There are a few reasons for this phenomenon. As fears grew of issues with the banking sector, the odds of a recession went up and sent investors into the arms of safe assets like government bonds, it also increased the chances that the Federal Reserve would cut interest rates later in the year. If interest rates fall, technology companies and growth companies, in general, will benefit the most. Secondly, Technology, Communications, and Discretionary were among the poorest performers in 2022, so there was also a rebound effect from them being so underpriced. Lastly, we have the new fad of the year – Artificial Intelligence (AI). The companies I listed above (Google, Microsoft, Meta, Nvidia, etc.) are deep in the weeds of AI. This is not to say that AI is a bogus idea, but the hype around it right now has sent the value of most of these companies soaring to unsustainable levels.
The bottom line is that either the rest of the market will have to catch up to the top three sectors, the top three sectors will have to come down to reality, or a combination of the two will have to happen.
Our opinion is a combination of the two will happen: the high-flying companies that have dominated this year’s headlines will have to come down to Earth somewhat, and the rest of the market will have to catch up. Here’s why:

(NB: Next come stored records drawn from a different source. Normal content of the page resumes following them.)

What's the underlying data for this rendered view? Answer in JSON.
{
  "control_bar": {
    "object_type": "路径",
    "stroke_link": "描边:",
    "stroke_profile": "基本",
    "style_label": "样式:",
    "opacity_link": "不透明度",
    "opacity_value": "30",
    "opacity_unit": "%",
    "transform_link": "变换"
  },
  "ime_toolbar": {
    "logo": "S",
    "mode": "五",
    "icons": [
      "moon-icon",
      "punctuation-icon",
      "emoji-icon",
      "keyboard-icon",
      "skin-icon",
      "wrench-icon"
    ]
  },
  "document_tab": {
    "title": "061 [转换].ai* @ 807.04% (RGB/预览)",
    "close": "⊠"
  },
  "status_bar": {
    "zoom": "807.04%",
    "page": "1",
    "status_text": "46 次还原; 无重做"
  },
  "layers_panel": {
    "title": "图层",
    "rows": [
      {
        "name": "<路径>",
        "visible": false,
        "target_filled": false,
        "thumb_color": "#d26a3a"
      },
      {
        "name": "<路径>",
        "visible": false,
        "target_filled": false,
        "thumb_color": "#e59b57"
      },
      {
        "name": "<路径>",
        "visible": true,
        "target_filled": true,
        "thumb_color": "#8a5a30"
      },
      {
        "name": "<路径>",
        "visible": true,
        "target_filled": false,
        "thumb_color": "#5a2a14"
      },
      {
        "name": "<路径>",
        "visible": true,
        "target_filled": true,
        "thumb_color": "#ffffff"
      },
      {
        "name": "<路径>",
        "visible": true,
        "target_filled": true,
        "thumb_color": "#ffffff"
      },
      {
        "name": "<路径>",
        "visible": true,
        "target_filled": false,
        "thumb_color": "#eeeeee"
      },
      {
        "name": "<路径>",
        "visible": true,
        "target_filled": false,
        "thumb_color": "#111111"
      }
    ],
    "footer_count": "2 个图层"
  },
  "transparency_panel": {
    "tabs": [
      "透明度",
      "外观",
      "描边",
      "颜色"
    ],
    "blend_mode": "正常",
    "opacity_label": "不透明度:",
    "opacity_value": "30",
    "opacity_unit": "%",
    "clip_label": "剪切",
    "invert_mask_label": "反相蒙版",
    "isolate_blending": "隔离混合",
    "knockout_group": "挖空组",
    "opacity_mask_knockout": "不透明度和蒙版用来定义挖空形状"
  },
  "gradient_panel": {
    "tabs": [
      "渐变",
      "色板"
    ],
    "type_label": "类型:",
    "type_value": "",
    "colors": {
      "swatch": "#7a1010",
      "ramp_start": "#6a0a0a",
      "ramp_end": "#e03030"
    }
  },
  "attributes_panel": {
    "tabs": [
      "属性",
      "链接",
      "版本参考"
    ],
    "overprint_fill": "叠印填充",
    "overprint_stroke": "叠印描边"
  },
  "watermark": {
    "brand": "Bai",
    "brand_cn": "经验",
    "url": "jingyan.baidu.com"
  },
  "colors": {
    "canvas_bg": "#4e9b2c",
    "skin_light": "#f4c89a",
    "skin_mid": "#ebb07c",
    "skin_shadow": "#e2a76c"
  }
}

- As we stated above, unless the Federal Reserve sees cracks in unemployment or the banking sector, they will not be in a hurry to reduce interest rates any time soon. They are too afraid that reducing interest rates too early will stop inflation from slowing down, or worse, bring it back up.
- Major market participants think that the Federal Reserve will start cutting rates later this year, and that is how they have positioned their investments since March (hence the big moves in Technology).
- These two ideas are at odds with one another, and someone will have to give. Ultimately, the power is in the Federal Reserve’s hands, and they have the final say.
- To that end, money will have to flow out of the top three sectors and flow into sectors that have been lagging behind all year: Healthcare, Industrials, Energy, etc.
- We believe that major investors will come to the realization that the Federal Reserve may not start aggressively cutting rates this fall sometime over the summer. This will bring volatility in the S&P 500 over the summer while investors rotate to new positions – it’s almost like playing musical chairs with stocks.
How We Are Positioned
Currently, we are defensively positioned. Our latest rebalance, earlier in the month, brought us to a 15% underweight in stocks, compared to our norm. Within stocks, we are overweight in Industrials and Healthcare. We believe that as investors rotate from Technology and Communications to Industrials and Healthcare, it will provide us with a great opportunity to buy undervalued companies at a good price.
Thank you for hanging in there and reading this rather lengthy note, but there is a lot of information that we think can help you in understanding the current environment and what may be expected next.
As always, we thank you for your trust. Please know that you are always in our thoughts, and we wish you a wonderful Memorial Day weekend.
The Paragon Team.
The opinions voiced in this material are for general information only and are not intended to provide specific advice or recommendations for any individual. All investing involves risk including loss of principal. No strategy assures success or protects against loss.
The economic forecasts set forth in this material may not develop as predicted and there can be no guarantee that the strategies promoted will be successful.